At least 30 people have died in Maiduguri, capital of Nigeria's restive Borno state, after two female suicide bombers detonated the explosives they were wearing.
The incident occurred at a busy fish market in the town, where military operational headquarters were relocated earlier in June to strengthen the fight against terror group Boko Haram.
One of the bombers, a teenage girl, waited until vendors started the late afternoon Muslim prayers before carrying out the attack, witnesses told the Leadership.
It is believed that the second attacker blew herself up while she was fleeing the market, killing only herself.
"It was a young lady that blew herself up near the mosque where traders were observing Asr [late afternoon] prayers. She had to wait until when the traders were deep in the prayer session before she detonated the bomb, killing a large number of persons and injuring many," a witness said.
"Some traders said they saw the young girl loitering about shortly before the prayers.

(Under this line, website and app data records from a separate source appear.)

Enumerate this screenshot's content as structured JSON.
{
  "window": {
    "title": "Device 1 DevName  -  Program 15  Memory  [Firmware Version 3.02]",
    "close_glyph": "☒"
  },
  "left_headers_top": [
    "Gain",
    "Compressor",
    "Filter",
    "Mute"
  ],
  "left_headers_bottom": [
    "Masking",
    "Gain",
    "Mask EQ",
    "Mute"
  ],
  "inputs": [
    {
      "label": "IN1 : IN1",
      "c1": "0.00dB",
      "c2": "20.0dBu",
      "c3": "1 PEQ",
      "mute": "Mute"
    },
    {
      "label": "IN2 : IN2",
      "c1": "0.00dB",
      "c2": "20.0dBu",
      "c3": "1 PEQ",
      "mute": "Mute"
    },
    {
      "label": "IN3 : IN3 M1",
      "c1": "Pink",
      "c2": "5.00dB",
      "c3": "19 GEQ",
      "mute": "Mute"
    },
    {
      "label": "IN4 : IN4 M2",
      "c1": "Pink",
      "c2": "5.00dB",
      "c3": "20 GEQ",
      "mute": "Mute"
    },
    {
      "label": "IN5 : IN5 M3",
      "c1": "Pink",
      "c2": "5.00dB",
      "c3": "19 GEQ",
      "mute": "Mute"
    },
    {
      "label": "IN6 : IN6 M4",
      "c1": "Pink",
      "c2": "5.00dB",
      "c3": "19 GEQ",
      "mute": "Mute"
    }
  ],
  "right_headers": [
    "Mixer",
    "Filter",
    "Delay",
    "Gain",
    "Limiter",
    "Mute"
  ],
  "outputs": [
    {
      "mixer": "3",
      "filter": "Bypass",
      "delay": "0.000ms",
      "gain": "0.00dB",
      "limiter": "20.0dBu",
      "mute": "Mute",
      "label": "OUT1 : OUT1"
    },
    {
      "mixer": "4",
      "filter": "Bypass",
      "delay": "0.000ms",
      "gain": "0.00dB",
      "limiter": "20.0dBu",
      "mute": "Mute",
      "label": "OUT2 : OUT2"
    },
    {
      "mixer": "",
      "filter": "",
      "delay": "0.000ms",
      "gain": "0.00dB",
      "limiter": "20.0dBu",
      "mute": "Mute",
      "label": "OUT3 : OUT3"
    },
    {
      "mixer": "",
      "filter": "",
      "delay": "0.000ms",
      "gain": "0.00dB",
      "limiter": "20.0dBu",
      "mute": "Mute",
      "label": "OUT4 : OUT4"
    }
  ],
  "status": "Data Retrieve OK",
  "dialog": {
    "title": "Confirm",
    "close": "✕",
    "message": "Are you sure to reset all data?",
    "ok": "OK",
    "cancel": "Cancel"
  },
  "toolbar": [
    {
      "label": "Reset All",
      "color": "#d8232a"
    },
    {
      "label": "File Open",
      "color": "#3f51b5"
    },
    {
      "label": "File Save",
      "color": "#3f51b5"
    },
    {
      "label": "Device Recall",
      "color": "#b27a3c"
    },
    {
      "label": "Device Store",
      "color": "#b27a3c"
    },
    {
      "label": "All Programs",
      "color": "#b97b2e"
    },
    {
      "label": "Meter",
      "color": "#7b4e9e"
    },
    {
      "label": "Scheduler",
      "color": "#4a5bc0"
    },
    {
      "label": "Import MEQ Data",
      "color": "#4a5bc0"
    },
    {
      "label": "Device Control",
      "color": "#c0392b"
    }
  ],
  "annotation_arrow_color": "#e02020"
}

"We heard the second explosion a few minutes after, and it was another female teenager that was seen running before she blew herself up, near BEWAC complex along Baga road. Those that saw her said it was like she suddenly developed cold feet having heard the thunderous sound that came out of the bomb detonated by her mate. Thank God no one except herself was killed".
The blasts occurred one day after 20 people died in another bomb attack at a bus station in Maiduguri. Both attacks are likely to be blamed on Boko Haram, known for kidnapping civilians, mainly women and children, and forcing them to participate in terror attacks across north-eastern Nigeria, where the militants aim to establish an Islamic caliphate.
According to a report by Unicef, the number of suicide bombings involving women and children is increasing in Maiduguri and more suicide bomb attacks have occurred in the north-east since the beginning of 2015 than in the whole of last year.
Borno, the epicentre of Boko Haram's uprising, is one of the three states, together with Yobe and Admawa, that bear the main brunt of the insurgency which has claimed thousands of lives since 2009.
The Nigerian government is being aided by mercenaries and troops from Chad, Benin, Niger and Cameroon in its offensive and has scored some successes since the military co-operation started in February.
President Muhammadu Buhari, a former military chief, vowed Nigeria will do anything it can to defeat the deadly insurgence and find some 220 girls who were kidnapped by Boko Haram in Chibok, Borno state, in April 2014.
Nigeria up close: Check out our Flipboard magazine